Since he retired from a personnel job in the Navy in 1994, being a chauffeur has grown on Boss. That may explain why he is so outspoken about limousine business blemishes. He calls it a "constructive criticism" that got him fired from La Costa Limousine last year in June. As Boss tells it, "One of the owners said, 'If you're not happy here, we don't want you working. Goodbye.' And that was after working at La Costa for two years and one month. I never had an accident, never had a complaint. The sad thing is that it's so much easier to fire a guy, because that door is going to open 15 minutes later with someone else walking through in search of a job. The guy wanting the job may have no experience. But [the owners] don't care about experience."
What is so important about experience in a job as simple as driving people around town? Emerald Limousine might be willing to answer. One of its chauffeurs forced his company last year into a "personal injury" lawsuit over an incident downtown. A woman returned to her rented limo from an excursion. She got into the car but still had the passenger door open and one foot on the street. The chauffeur suddenly pulled away as she talked to a friend at the curb. The limo's right rear tire ran over her foot, breaking it and tearing its ligaments and tendons. Though a court started to hear the matter, in January both parties to the dispute agreed to a dismissal. So much for court records. The chauffeurs' grapevine says the company got lucky in a $92,000 out-of-court settlement due to a degree of culpability on the woman's part for drinking at the time of the accident.
Sometimes, says Boss, passengers get out of the limousine at an illegal spot, such as halfway around the corner in an intersection. "And you've got the drivers who let the clients dictate to them," he says. "The client will say, 'We want to get out here.' See, a lot of times chauffeurs are so concerned about their gratuities that they let the clients run the show instead of telling them, 'No, you're not going to get out here. That will get me a ticket.'
"So you keep the doors locked," Boss has learned. The limos have childproof locks on all the doors so that the driver can prevent passengers from exiting whenever they feel like it or from stepping straight into traffic from the left side of the car.
Passengers can become obnoxious and destructive, too. "I had one guy I made sit next to the back window," says Boss. "He was very drunk, but he was not going to puke in my limo." Other incidents are less dire. Like the time Boss, who also drives for a bus company, was driving a busload of women being entertained by a dancer. "We were in the Gaslamp," Boss says, laughing, "and I had to turn the lights out, because he was completely naked dancing for the girls." Perhaps the limousine companies have been the most hazardous to chauffeurs. The courts have given drivers some redress in recovering wages and tips lost to the companies. But that may be ending. After losing its case in court, Cloud 9 Shuttle discovered a technique for keeping the upper hand by avoiding paying drivers "wages" at all.
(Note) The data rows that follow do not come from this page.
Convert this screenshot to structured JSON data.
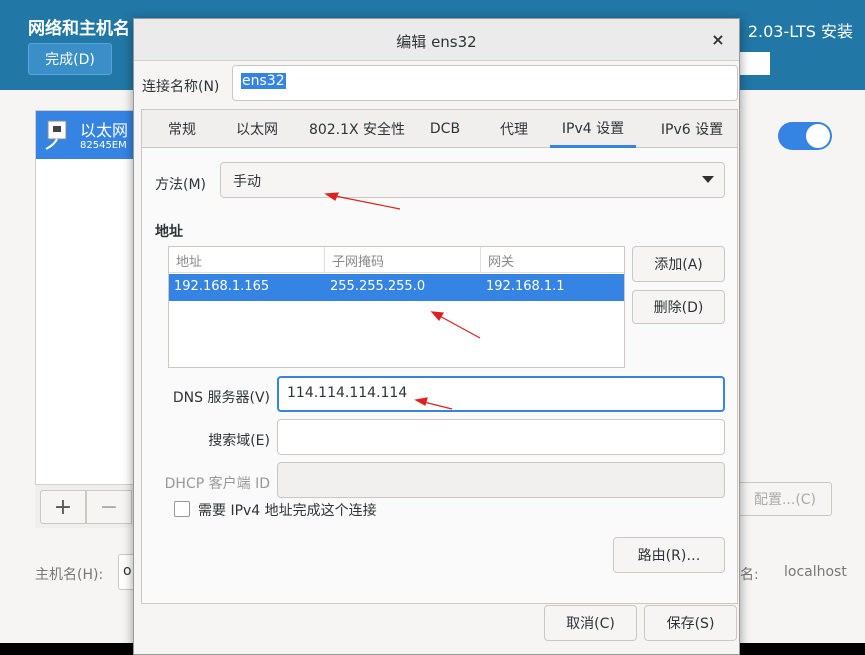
{
  "background": {
    "title": "网络和主机名",
    "right_title": "2.03-LTS 安装",
    "done_button": "完成(D)",
    "list_item_name": "以太网",
    "list_item_sub": "82545EM",
    "plus": "+",
    "minus": "−",
    "config_button": "配置...(C)",
    "hostname_label": "主机名(H):",
    "hostname_value": "o",
    "right_label": "名:",
    "right_value": "localhost"
  },
  "dialog": {
    "title": "编辑 ens32",
    "close": "×",
    "connection_name_label": "连接名称(N)",
    "connection_name_value": "ens32",
    "tabs": [
      {
        "label": "常规"
      },
      {
        "label": "以太网"
      },
      {
        "label": "802.1X 安全性"
      },
      {
        "label": "DCB"
      },
      {
        "label": "代理"
      },
      {
        "label": "IPv4 设置"
      },
      {
        "label": "IPv6 设置"
      }
    ],
    "active_tab": "IPv4 设置",
    "method_label": "方法(M)",
    "method_value": "手动",
    "addresses_heading": "地址",
    "address_columns": [
      "地址",
      "子网掩码",
      "网关"
    ],
    "address_rows": [
      [
        "192.168.1.165",
        "255.255.255.0",
        "192.168.1.1"
      ]
    ],
    "add_button": "添加(A)",
    "delete_button": "删除(D)",
    "dns_label": "DNS 服务器(V)",
    "dns_value": "114.114.114.114",
    "search_label": "搜索域(E)",
    "search_value": "",
    "dhcp_label": "DHCP 客户端 ID",
    "dhcp_value": "",
    "require_ipv4_label": "需要 IPv4 地址完成这个连接",
    "require_ipv4_checked": false,
    "routes_button": "路由(R)…",
    "cancel_button": "取消(C)",
    "save_button": "保存(S)"
  },
  "colors": {
    "accent": "#3584e4",
    "header": "#2177a5",
    "annotation": "#e02020"
  }
}
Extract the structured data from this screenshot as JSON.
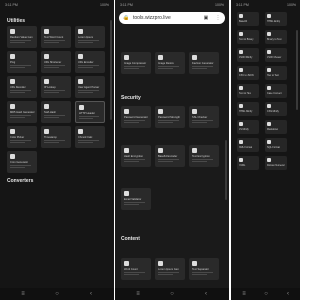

According to Jud Wagner, whose title is "Director of Cloud 9 Classics," his company has operated for the past year on a franchise plan in which chauffeurs work as subcontractors. They must either buy their own vehicle or lease it from the company, which then collects from them a service fee for booking their jobs and allowing them to drive on its Public Utilities Commission permit. This approach is widely used on the East Coast, says Wagner, with the addition that chauffeurs buy from municipalities a medallion that gives them permission to operate. Taxicab owners are required to do that now in San Diego.
Cloud 9 is the only company in San Diego, so far, to make chauffeurs independent owner-operators. In the new approach, says Wagner, "There are responsibilities the drivers have. But hard workers should be able to do well." However, Greg Boss, who is still driving both a bus and a limousine, thinks that chauffeurs may sour on their independence when it dawns on them that their responsibilities as business owners include paying all of their own Social Security, prepaying their taxes quarterly, and assuming their own liability. They're not likely to get help from the courts anymore, either.